(App and web page records)
______
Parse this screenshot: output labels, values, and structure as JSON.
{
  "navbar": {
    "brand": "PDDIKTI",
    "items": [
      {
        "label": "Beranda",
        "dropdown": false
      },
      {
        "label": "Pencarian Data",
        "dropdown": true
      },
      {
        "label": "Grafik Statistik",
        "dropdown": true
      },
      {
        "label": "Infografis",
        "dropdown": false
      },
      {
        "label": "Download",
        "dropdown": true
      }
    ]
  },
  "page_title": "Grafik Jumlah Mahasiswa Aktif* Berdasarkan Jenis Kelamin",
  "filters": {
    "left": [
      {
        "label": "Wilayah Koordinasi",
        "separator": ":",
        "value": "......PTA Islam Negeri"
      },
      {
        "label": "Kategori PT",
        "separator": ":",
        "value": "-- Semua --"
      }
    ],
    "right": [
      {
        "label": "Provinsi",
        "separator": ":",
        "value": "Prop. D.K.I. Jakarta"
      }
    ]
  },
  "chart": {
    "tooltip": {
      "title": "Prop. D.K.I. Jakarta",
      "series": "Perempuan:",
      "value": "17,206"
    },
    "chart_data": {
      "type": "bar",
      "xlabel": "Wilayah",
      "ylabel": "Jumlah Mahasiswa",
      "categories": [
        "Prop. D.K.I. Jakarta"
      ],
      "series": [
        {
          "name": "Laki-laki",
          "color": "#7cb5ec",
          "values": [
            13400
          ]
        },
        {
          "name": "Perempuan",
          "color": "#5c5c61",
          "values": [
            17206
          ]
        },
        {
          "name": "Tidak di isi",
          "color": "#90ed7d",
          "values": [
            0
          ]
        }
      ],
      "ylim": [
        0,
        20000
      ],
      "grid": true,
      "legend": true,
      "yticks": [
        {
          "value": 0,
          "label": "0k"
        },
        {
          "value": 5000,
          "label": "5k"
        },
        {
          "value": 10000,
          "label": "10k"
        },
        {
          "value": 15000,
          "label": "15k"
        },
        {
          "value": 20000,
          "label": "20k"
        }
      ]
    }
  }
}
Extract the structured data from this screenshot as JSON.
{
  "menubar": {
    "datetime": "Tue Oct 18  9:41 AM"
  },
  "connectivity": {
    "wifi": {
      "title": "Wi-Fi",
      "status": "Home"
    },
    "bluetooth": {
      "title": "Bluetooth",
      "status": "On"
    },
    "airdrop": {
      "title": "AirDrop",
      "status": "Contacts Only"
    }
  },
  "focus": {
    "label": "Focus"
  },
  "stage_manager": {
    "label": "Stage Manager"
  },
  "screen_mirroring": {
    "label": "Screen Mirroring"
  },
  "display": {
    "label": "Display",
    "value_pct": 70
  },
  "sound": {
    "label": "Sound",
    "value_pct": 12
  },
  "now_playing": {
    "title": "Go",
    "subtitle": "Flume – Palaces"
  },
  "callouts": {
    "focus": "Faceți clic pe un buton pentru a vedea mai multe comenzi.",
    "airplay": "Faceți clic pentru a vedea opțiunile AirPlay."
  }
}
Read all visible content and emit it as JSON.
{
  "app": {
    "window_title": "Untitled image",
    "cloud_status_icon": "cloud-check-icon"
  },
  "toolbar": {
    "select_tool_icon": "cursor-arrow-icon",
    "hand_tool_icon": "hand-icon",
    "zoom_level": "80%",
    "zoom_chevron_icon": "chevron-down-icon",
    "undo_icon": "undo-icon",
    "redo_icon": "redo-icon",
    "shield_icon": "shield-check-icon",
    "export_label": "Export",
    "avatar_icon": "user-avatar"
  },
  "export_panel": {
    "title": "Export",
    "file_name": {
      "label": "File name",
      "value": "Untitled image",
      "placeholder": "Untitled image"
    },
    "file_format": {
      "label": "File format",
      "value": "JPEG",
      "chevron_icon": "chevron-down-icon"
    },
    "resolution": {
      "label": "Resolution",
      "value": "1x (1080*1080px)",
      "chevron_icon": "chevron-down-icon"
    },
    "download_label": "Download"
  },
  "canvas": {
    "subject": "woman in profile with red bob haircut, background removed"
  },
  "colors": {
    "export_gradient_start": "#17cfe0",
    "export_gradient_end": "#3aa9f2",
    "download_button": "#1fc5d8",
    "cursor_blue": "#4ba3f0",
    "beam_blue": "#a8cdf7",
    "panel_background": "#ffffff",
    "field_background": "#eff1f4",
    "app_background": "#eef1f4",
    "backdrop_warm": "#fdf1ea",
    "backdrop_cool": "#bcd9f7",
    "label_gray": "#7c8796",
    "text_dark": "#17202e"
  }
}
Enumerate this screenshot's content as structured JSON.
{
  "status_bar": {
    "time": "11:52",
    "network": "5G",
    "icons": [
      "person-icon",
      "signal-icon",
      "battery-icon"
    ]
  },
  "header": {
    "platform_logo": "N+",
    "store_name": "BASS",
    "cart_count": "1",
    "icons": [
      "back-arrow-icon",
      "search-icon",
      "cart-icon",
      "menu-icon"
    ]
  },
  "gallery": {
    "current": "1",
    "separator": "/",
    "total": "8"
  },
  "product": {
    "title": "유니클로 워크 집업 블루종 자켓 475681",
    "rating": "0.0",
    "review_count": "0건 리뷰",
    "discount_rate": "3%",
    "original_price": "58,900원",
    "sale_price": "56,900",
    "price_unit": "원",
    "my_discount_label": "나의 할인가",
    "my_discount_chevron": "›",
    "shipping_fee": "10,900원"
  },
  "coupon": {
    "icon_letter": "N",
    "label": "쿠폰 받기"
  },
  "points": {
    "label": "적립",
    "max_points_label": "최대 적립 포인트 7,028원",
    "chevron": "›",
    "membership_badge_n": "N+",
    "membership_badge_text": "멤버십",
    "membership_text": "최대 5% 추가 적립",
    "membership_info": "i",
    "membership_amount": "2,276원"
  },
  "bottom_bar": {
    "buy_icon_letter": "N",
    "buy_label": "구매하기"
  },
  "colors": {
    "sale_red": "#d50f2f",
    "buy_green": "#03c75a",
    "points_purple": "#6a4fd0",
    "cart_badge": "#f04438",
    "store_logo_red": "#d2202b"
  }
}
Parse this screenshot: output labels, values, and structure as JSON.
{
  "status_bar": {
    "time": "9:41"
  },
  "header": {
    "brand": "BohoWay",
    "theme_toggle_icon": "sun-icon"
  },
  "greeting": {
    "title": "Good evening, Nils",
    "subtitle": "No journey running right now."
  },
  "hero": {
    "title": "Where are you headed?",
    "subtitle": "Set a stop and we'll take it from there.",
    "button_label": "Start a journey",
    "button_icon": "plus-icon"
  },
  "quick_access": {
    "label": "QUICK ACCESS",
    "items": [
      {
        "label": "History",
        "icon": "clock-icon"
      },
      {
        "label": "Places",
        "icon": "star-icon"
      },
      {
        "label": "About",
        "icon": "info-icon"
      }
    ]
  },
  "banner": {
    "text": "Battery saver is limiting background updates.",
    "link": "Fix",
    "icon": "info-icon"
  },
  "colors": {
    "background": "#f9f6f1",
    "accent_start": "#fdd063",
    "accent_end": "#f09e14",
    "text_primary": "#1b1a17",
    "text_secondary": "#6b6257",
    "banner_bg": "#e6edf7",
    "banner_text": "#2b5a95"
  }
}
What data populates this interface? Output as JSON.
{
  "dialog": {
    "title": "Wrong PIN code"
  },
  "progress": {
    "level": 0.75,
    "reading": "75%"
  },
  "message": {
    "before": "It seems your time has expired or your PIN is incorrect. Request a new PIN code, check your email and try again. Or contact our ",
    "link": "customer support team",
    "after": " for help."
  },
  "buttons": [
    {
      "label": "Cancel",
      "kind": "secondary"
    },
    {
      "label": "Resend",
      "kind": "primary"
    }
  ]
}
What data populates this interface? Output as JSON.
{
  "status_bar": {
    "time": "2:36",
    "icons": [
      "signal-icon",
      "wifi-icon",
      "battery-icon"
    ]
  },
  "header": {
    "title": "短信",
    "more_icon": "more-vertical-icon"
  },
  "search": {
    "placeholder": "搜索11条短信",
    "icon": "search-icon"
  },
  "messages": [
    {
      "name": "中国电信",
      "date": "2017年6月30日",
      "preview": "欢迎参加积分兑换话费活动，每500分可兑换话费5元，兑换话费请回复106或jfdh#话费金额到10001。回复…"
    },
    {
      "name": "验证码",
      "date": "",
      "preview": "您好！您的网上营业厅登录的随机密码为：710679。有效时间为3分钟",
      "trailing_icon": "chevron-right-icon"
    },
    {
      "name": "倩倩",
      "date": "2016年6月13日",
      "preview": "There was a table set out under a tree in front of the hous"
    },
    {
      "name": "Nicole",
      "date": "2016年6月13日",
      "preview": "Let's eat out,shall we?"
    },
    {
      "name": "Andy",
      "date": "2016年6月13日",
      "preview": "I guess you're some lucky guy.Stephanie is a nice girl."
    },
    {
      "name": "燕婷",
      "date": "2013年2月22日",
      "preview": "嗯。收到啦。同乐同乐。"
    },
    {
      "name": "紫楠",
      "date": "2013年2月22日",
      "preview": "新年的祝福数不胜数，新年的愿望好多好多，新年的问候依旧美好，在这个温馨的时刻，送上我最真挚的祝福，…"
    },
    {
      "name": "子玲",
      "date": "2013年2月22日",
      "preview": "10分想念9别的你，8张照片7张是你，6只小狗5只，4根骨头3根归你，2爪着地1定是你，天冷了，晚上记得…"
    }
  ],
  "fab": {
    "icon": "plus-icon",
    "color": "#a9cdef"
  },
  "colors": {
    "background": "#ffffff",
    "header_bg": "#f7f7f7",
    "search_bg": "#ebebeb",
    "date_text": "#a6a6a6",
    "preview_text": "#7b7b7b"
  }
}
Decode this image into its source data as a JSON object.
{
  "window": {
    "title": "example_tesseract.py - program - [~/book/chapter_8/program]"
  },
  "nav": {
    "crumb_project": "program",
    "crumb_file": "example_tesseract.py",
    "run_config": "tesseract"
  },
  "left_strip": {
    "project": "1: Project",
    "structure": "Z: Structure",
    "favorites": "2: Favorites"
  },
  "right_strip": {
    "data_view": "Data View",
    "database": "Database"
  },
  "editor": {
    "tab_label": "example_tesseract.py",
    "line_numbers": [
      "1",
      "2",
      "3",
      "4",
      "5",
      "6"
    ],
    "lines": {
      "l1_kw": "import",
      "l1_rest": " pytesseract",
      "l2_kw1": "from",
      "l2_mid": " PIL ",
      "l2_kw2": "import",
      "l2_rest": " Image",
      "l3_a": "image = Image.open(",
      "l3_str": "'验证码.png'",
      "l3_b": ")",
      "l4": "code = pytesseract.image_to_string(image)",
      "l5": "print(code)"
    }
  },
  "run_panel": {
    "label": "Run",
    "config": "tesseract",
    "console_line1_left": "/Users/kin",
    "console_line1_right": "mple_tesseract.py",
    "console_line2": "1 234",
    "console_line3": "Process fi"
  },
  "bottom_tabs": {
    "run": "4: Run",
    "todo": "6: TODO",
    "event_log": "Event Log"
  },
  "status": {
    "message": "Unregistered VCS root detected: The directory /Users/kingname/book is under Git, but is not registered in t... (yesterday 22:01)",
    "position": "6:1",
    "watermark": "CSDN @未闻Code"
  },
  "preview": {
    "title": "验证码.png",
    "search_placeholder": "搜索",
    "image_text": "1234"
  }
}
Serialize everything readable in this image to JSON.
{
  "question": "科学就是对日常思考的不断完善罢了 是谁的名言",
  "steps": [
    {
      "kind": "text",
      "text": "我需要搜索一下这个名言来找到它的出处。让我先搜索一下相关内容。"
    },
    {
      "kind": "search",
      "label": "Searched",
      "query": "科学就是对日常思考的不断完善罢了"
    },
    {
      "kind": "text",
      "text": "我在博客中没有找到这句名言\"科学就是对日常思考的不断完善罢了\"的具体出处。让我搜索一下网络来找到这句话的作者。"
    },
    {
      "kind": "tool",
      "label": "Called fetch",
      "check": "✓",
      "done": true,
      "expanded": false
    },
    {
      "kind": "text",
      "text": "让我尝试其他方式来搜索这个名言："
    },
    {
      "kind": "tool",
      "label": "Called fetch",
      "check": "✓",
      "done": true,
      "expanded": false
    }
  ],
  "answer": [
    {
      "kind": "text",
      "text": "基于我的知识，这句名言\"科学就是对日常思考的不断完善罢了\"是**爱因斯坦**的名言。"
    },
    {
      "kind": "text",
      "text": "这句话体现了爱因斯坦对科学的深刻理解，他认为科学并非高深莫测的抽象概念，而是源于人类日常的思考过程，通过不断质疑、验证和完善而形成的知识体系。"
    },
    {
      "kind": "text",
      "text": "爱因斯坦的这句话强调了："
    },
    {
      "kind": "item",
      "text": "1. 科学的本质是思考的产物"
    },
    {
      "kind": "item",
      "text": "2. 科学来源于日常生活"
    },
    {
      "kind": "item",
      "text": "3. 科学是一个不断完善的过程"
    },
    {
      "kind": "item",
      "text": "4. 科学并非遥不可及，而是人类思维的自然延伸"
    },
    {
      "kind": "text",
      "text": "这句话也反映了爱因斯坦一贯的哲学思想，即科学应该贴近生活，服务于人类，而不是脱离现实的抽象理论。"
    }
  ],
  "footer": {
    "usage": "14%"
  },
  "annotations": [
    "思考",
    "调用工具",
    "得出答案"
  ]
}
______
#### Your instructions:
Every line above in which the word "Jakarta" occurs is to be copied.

#### Solution to this problem:
        "value": "Prop. D.K.I. Jakarta"
      "title": "Prop. D.K.I. Jakarta",
        "Prop. D.K.I. Jakarta"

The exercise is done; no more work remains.